In four American communities, descendants of the victims and perpetrators of lynching are working together to heal a violent history.
The farm community around a 125-year-old rural church is dying. Church members decide to sacrifice their church as the responsible thing to do.
Mark Brodin worked on The Capture and Trail of Adolf Eichmann for Court TV’s Crime Stories; Deep Freeze, and The 7th Son Of Sam, a music video. He is currently employed in the presentation field and spends his spare time working in his audio/video studio. Delafield is his first long-format documentary.
Delafield Evangelical Lutheran Church, located in a fertile, rural pocket of southwestern Minnesota, was founded by Norwegian settlers in the 1870s and had provided spiritual and social sustenance to subsequent generations in that community for over a century. That continuity was broken in 1998 when the aging, dwindling congregation was forced to face the harsh realities of current American rural life. They did what they had never dreamed possible — they decided to disband the congregation and give away the church, a building that had been so central to their lives. Why did this happen?
Local farmers tell how the price of grain has fallen so low that they have to grow more than ever to make a profit. Growing more means investing in the latest expensive machinery and technology, but the profits never seem to cover the cost of production. Farm subsidies make up the deficit but don’t solve the problems. As the elders of Delafield say, farming is no longer a profession they can in good conscience pass on to their children.

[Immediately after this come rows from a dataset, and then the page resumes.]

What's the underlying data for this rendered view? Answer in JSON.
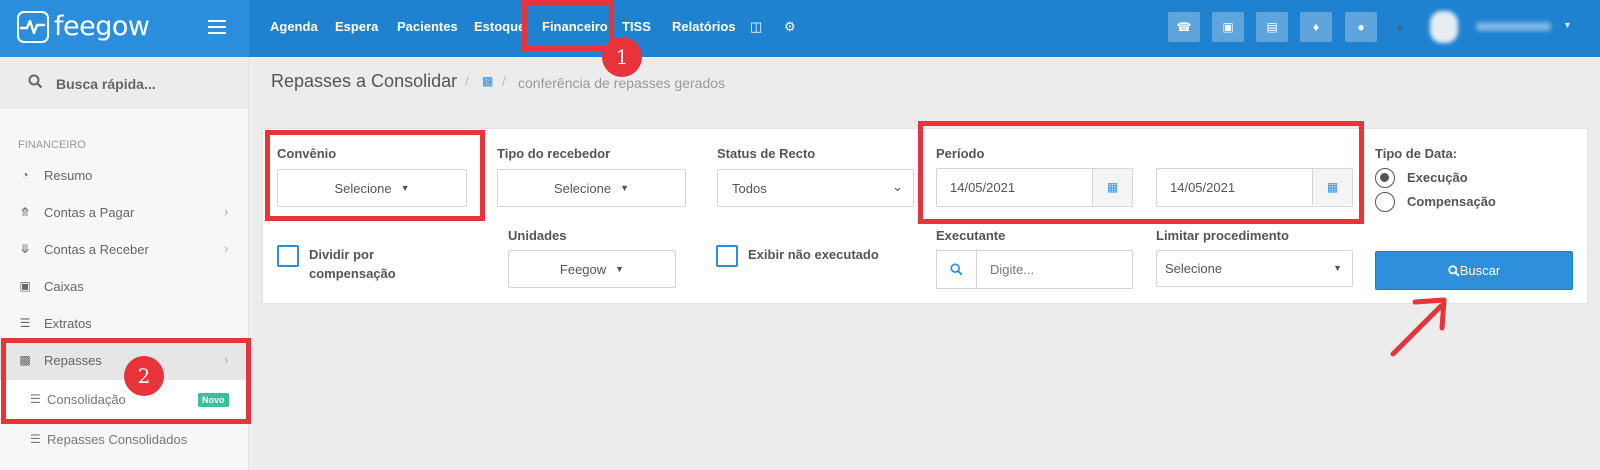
{
  "brand": {
    "name": "feegow"
  },
  "topnav": {
    "items": [
      "Agenda",
      "Espera",
      "Pacientes",
      "Estoque",
      "Financeiro",
      "TISS",
      "Relatórios"
    ],
    "active": "Financeiro",
    "icon_items": [
      "database-icon",
      "gear-icon"
    ],
    "buttons": [
      "phone-icon",
      "inbox-icon",
      "card-icon",
      "bell-icon",
      "chat-icon"
    ]
  },
  "sidebar": {
    "search_label": "Busca rápida...",
    "section_title": "FINANCEIRO",
    "items": [
      {
        "label": "Resumo",
        "icon": "pie-chart-icon",
        "chevron": false
      },
      {
        "label": "Contas a Pagar",
        "icon": "arrow-up-circle-icon",
        "chevron": true
      },
      {
        "label": "Contas a Receber",
        "icon": "arrow-down-circle-icon",
        "chevron": true
      },
      {
        "label": "Caixas",
        "icon": "inbox-icon",
        "chevron": false
      },
      {
        "label": "Extratos",
        "icon": "list-icon",
        "chevron": false
      },
      {
        "label": "Repasses",
        "icon": "sitemap-icon",
        "chevron": true
      }
    ],
    "subitems": [
      {
        "label": "Consolidação",
        "badge": "Novo"
      },
      {
        "label": "Repasses Consolidados",
        "badge": ""
      }
    ]
  },
  "header": {
    "title": "Repasses a Consolidar",
    "crumb": "conferência de repasses gerados"
  },
  "filters": {
    "convenio": {
      "label": "Convênio",
      "value": "Selecione"
    },
    "tipo_recebedor": {
      "label": "Tipo do recebedor",
      "value": "Selecione"
    },
    "status_recto": {
      "label": "Status de Recto",
      "value": "Todos"
    },
    "periodo": {
      "label": "Período",
      "from": "14/05/2021",
      "to": "14/05/2021"
    },
    "tipo_data": {
      "label": "Tipo de Data:",
      "options": [
        "Execução",
        "Compensação"
      ],
      "selected": "Execução"
    },
    "dividir": {
      "label_line1": "Dividir por",
      "label_line2": "compensação",
      "checked": false
    },
    "unidades": {
      "label": "Unidades",
      "value": "Feegow"
    },
    "exibir": {
      "label": "Exibir não executado",
      "checked": false
    },
    "executante": {
      "label": "Executante",
      "placeholder": "Digite..."
    },
    "limitar": {
      "label": "Limitar procedimento",
      "value": "Selecione"
    },
    "buscar_label": "Buscar"
  },
  "annotations": {
    "step1": "1",
    "step2": "2",
    "highlight_color": "#e8333a"
  },
  "colors": {
    "primary": "#2c8fde",
    "topbar": "#1f82d0",
    "badge": "#3bbe9a"
  }
}
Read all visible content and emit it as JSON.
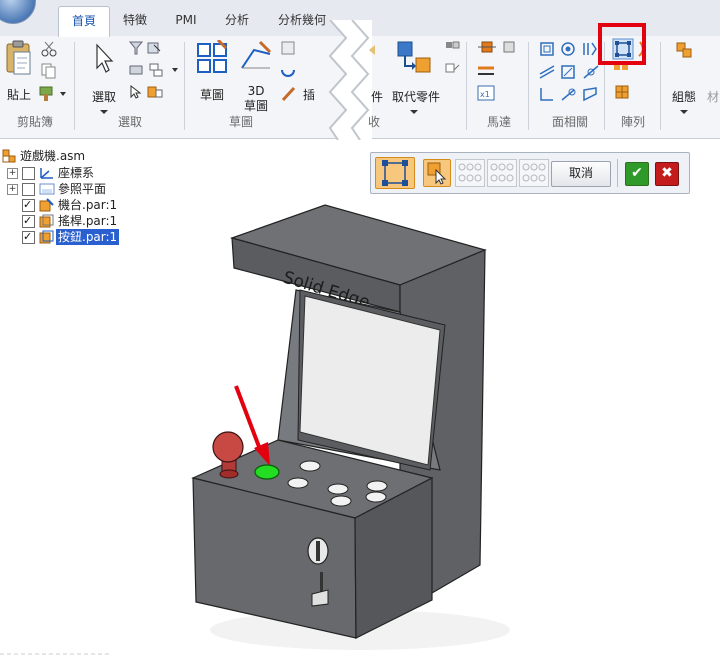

Delafield is now a township of mostly senior citizens, their children and grandchildren having moved on. The old-timers talk about a lifetime spent on the land, and convey a love of farming and a passion for their calling, articulating how difficult it is to leave behind this vanishing way of life.
If there is a solution, it does not come in time to save the church. Its contents are auctioned off and the building disassembled. It is moved to Fort Belmont, a historical tourist site 22 miles down the highway.
“I wonder at a future without rural churches, small communities, and family farms,” says filmmaker Mark Brodin. “I know it’s not a future America wants, but we’re on that road.”